* **Provided records**:
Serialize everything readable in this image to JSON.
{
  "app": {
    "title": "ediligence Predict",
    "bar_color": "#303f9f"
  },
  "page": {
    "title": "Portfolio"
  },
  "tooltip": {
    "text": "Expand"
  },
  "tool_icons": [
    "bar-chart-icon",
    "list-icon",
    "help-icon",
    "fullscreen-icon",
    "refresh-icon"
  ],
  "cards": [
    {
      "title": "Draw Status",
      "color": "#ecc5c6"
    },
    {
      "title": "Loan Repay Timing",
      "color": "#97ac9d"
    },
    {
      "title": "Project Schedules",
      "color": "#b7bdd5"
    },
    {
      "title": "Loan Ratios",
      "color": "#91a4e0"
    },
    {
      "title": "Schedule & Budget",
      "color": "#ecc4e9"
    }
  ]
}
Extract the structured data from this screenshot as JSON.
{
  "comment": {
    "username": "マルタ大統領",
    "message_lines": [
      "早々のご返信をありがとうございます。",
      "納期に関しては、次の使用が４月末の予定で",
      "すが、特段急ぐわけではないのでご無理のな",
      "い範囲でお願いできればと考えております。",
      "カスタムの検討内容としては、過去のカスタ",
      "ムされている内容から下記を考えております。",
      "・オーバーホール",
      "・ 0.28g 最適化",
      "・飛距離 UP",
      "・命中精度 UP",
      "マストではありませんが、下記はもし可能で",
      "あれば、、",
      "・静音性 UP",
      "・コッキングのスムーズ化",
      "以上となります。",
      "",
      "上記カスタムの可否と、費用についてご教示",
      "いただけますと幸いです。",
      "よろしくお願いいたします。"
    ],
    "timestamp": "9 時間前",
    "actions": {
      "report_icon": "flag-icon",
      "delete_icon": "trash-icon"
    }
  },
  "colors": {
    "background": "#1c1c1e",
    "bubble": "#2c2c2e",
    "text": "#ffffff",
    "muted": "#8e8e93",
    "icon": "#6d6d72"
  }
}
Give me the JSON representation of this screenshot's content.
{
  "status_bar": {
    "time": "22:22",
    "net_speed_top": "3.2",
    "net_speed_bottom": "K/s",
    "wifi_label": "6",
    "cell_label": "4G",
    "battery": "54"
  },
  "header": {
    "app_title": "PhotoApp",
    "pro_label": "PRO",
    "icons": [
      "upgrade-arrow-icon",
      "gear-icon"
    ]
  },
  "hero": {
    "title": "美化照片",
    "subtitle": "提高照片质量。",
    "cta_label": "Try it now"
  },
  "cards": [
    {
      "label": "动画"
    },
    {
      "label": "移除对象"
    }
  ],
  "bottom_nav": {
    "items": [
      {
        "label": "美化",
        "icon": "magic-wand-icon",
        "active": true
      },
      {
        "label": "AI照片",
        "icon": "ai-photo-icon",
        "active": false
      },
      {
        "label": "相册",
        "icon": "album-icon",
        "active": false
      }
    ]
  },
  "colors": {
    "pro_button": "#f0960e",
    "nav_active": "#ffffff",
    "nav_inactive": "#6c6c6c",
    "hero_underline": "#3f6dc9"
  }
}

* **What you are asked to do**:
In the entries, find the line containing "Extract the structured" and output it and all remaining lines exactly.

* **Exercise answer**:
Extract the structured data from this screenshot as JSON.
{
  "comment": {
    "username": "マルタ大統領",
    "message_lines": [
      "早々のご返信をありがとうございます。",
      "納期に関しては、次の使用が４月末の予定で",
      "すが、特段急ぐわけではないのでご無理のな",
      "い範囲でお願いできればと考えております。",
      "カスタムの検討内容としては、過去のカスタ",
      "ムされている内容から下記を考えております。",
      "・オーバーホール",
      "・ 0.28g 最適化",
      "・飛距離 UP",
      "・命中精度 UP",
      "マストではありませんが、下記はもし可能で",
      "あれば、、",
      "・静音性 UP",
      "・コッキングのスムーズ化",
      "以上となります。",
      "",
      "上記カスタムの可否と、費用についてご教示",
      "いただけますと幸いです。",
      "よろしくお願いいたします。"
    ],
    "timestamp": "9 時間前",
    "actions": {
      "report_icon": "flag-icon",
      "delete_icon": "trash-icon"
    }
  },
  "colors": {
    "background": "#1c1c1e",
    "bubble": "#2c2c2e",
    "text": "#ffffff",
    "muted": "#8e8e93",
    "icon": "#6d6d72"
  }
}
Give me the JSON representation of this screenshot's content.
{
  "status_bar": {
    "time": "22:22",
    "net_speed_top": "3.2",
    "net_speed_bottom": "K/s",
    "wifi_label": "6",
    "cell_label": "4G",
    "battery": "54"
  },
  "header": {
    "app_title": "PhotoApp",
    "pro_label": "PRO",
    "icons": [
      "upgrade-arrow-icon",
      "gear-icon"
    ]
  },
  "hero": {
    "title": "美化照片",
    "subtitle": "提高照片质量。",
    "cta_label": "Try it now"
  },
  "cards": [
    {
      "label": "动画"
    },
    {
      "label": "移除对象"
    }
  ],
  "bottom_nav": {
    "items": [
      {
        "label": "美化",
        "icon": "magic-wand-icon",
        "active": true
      },
      {
        "label": "AI照片",
        "icon": "ai-photo-icon",
        "active": false
      },
      {
        "label": "相册",
        "icon": "album-icon",
        "active": false
      }
    ]
  },
  "colors": {
    "pro_button": "#f0960e",
    "nav_active": "#ffffff",
    "nav_inactive": "#6c6c6c",
    "hero_underline": "#3f6dc9"
  }
}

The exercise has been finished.